to have expected from it. It has doubly convinced me of the
excellency of your mind, and of the honour of your disposition. Call
it selfish, or what you please, I must persist in my suit; and happy
shall I be, if by patience and perseverance, and a steady and
unalterable devoir, I may at last overcome the difficulty laid in my
As your good parents, your uncles, and other friends, are absolutely
determined you shall never have Mr. Lovelace, if they can help it; and
as I presume no other person is in the way, I will contentedly wait
the issue of this matter. And forgive me, dearest Miss, but a person
should sooner persuade me to give up to him my estate, as an instance
of my generosity, because he could not be happy without it, than I
would a much more valuable treasure, to promote the felicity of
another, and make his way easier to circumvent myself.
Pardon me, dear Miss; but I must persevere, though I am sorry you
suffer on my account, as you are pleased to think; for I never before
saw the woman I could love: and while there is any hope, and that you
remain undisposed of to some happier man, I must and will be
Your faithful and obsequious admirer,
MR. JAMES HARLOWE, TO MISS CL. HARLOWE MARCH 16.
What a fine whim you took into your head, to write a letter to Mr.
Solmes, to persuade him to give up his pretensions to you!--Of all the
pretty romantic flights you have delighted in, this was certainly one
of the most extraordinary. But to say nothing of what fires us all
with indignation against you (your owning your prepossession in a
villain's favour, and your impertinence to me, and your sister, and
your uncles; one of which has given it you home, child), how can you
lay at Mr. Solmes's door the usage you so bitterly complain of?--You
know, little fool as you are, that it is your fondness for Lovelace
that has brought upon you all these things; and which would have
happened, whether Mr. Solmes had honoured you with his addresses or
As you must needs know this to be true, consider, pretty witty Miss,
if your fond, love-sick heart can let you consider, what a fine figure
all your expostulations with us, and charges upon Mr. Solmes, make!-- With what propriety do you demand of him to restore to you your former
happiness (as you call it, and merely call it; for if you thought our
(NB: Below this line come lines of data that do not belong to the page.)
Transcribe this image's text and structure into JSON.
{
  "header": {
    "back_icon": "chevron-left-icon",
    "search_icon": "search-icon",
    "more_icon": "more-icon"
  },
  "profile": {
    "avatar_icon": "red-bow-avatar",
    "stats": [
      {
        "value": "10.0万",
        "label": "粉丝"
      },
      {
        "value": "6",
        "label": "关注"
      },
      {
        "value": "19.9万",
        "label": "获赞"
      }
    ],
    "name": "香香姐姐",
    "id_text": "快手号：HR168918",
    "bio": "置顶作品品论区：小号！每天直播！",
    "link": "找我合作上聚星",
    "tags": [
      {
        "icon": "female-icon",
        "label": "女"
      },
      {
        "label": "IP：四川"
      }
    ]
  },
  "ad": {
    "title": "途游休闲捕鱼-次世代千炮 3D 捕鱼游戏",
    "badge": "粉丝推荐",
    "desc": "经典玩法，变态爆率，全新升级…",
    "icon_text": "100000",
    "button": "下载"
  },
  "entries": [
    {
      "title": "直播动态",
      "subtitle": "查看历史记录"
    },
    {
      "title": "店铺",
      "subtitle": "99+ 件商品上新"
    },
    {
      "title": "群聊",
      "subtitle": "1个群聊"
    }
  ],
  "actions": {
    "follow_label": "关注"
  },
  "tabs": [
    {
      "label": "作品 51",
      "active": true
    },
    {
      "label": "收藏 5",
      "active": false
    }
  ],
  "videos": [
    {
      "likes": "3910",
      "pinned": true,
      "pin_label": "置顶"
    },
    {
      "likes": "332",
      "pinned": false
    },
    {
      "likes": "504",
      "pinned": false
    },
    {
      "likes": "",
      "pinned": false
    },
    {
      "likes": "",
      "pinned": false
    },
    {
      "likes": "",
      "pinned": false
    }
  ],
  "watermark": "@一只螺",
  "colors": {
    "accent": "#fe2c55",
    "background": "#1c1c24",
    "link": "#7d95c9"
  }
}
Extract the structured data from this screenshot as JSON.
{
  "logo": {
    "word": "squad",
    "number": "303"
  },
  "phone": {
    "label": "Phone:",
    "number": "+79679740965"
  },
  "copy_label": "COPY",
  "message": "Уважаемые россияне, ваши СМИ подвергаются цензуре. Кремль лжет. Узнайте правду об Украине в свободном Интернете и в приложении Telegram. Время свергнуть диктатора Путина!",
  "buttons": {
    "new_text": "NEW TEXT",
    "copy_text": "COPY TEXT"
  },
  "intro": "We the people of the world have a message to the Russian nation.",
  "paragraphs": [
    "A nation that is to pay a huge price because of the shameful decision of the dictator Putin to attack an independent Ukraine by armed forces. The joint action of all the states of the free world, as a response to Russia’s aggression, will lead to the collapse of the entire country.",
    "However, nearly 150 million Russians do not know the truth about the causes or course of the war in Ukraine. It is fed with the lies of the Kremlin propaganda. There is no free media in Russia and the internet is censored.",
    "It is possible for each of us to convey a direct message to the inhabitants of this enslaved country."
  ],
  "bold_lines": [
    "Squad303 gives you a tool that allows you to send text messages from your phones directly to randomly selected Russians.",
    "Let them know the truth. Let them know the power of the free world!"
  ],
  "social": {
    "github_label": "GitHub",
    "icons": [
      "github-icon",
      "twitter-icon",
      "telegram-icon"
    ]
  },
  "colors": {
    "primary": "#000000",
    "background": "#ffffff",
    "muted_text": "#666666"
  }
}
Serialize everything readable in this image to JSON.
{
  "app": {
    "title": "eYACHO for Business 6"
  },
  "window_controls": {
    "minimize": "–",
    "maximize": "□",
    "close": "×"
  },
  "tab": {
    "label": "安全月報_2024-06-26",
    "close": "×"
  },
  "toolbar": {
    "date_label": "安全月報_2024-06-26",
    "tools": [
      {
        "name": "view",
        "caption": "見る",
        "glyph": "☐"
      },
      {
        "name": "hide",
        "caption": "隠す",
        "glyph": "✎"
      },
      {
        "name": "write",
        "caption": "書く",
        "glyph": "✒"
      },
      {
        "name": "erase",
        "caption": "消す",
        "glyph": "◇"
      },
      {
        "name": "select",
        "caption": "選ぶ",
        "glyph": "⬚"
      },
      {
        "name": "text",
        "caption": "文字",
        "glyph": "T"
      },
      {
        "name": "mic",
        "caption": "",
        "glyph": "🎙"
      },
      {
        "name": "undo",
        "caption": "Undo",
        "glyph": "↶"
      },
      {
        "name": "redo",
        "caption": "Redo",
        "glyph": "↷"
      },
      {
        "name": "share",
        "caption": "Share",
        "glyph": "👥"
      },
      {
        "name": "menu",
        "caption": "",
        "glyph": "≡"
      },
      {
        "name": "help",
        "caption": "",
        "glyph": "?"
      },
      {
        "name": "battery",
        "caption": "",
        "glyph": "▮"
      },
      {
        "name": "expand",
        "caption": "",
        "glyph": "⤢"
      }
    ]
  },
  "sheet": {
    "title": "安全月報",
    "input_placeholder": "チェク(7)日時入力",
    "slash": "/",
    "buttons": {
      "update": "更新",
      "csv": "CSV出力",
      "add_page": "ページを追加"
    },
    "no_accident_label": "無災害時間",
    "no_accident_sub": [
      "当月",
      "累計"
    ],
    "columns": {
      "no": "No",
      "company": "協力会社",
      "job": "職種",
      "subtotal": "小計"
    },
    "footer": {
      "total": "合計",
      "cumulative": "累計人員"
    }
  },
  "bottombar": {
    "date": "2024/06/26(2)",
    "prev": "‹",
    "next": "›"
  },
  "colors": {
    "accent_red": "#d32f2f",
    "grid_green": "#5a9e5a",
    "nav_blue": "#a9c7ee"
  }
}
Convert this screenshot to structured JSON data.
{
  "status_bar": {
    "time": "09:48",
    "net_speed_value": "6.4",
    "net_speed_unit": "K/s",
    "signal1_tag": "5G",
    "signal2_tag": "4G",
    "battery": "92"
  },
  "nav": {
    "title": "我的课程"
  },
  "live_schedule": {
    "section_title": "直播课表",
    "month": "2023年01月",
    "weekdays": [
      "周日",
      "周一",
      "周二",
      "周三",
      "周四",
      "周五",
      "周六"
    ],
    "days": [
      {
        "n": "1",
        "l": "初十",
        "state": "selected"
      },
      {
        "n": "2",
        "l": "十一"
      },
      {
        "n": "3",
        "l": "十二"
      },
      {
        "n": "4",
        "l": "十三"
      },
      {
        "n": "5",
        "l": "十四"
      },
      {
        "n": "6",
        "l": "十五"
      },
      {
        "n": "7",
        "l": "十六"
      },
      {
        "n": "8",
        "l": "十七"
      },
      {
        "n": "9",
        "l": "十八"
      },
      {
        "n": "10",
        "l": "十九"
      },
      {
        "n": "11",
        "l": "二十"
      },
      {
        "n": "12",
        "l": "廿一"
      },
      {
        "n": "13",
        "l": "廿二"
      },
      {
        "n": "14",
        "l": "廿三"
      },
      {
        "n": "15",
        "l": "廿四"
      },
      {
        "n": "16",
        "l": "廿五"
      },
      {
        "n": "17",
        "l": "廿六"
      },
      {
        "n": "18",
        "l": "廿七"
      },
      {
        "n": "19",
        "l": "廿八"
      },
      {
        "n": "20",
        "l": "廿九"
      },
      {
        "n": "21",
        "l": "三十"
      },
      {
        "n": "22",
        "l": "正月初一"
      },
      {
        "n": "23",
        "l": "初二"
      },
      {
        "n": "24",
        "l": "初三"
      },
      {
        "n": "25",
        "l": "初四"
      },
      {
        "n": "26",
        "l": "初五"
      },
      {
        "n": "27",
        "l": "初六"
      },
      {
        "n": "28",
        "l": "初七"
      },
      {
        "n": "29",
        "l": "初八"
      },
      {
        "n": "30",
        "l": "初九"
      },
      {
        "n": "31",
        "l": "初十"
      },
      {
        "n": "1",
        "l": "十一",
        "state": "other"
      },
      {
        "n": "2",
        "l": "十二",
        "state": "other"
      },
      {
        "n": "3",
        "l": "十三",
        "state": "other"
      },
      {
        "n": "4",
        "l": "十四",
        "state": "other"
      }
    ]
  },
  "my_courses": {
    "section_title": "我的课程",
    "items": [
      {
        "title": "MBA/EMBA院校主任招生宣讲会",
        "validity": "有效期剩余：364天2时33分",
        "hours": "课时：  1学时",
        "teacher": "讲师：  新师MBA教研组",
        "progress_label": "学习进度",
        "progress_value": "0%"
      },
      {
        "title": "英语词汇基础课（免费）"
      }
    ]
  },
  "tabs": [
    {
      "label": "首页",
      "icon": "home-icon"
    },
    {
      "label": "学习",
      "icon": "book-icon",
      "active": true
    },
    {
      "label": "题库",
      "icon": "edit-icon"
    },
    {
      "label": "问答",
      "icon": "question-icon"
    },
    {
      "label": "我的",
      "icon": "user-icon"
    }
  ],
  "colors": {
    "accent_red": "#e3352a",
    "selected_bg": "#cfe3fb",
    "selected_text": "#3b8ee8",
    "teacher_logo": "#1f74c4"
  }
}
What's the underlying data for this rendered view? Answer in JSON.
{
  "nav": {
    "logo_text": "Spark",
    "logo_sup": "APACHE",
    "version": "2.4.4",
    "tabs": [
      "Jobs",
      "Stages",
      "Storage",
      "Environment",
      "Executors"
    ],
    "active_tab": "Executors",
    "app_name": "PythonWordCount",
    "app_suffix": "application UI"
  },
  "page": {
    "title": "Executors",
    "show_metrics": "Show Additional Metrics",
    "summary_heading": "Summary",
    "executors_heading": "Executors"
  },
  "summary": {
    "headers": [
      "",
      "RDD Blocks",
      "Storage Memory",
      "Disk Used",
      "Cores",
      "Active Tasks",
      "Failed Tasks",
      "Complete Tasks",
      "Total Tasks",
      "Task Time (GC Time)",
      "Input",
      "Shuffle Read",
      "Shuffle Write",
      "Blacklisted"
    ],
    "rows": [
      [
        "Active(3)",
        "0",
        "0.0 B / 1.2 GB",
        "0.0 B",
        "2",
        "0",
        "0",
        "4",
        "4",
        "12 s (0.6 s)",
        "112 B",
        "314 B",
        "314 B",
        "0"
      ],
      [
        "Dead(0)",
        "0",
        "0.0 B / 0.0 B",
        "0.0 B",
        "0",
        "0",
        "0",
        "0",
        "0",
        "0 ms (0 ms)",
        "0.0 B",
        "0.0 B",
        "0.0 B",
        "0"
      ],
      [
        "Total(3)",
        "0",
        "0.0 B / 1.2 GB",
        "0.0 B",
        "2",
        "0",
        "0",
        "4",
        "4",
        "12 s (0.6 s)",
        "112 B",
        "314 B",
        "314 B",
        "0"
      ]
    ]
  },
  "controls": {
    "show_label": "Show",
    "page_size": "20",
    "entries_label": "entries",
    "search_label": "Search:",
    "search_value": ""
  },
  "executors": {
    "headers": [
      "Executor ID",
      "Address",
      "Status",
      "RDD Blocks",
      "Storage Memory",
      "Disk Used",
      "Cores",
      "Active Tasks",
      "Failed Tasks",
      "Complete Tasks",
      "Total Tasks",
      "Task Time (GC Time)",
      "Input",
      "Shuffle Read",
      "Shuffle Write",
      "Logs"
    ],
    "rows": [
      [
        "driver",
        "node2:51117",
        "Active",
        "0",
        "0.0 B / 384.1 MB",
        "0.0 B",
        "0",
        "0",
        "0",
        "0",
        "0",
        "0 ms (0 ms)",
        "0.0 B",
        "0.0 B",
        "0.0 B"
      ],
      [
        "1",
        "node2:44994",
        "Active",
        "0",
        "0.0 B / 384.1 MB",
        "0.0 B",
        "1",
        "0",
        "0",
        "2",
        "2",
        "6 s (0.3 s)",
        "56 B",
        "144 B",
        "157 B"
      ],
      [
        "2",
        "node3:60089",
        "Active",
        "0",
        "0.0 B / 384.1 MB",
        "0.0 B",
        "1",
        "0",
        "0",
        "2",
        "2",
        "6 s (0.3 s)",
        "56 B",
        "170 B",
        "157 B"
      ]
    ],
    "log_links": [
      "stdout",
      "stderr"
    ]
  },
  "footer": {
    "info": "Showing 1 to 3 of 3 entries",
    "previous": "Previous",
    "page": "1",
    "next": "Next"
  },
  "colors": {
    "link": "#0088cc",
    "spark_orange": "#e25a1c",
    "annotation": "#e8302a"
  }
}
favour so, you would restore it to yourself), since it is yet in your
own power to do so? Therefore, Miss Pert, none of your pathetics,
except in the right place. Depend upon it, whether you have Mr.
Solmes, or not, you shall never have your heart's delight, the vile
rake Lovelace, if our parents, if our uncles, if I, can hinder it.
No! you fallen angel, you shall not give your father and mother such a
son, nor me such a brother, in giving yourself that profligate wretch
for a husband. And so set your heart at rest, and lay aside all
thoughts of him, if ever you expect forgiveness, reconciliation, or a
kind opinion, from any of your family; but especially from him, who,
at present, styles himself
Your brother, JAMES HARLOWE.
P.S. I know your knack at letter-writing. If you send me an answer
for this, I will return it unopened; for I will not argue with your
perverseness in so plain a case--Only once for all, I was willing to
put you right as to Mr. Solmes; whom I think to blame to trouble his
head about you.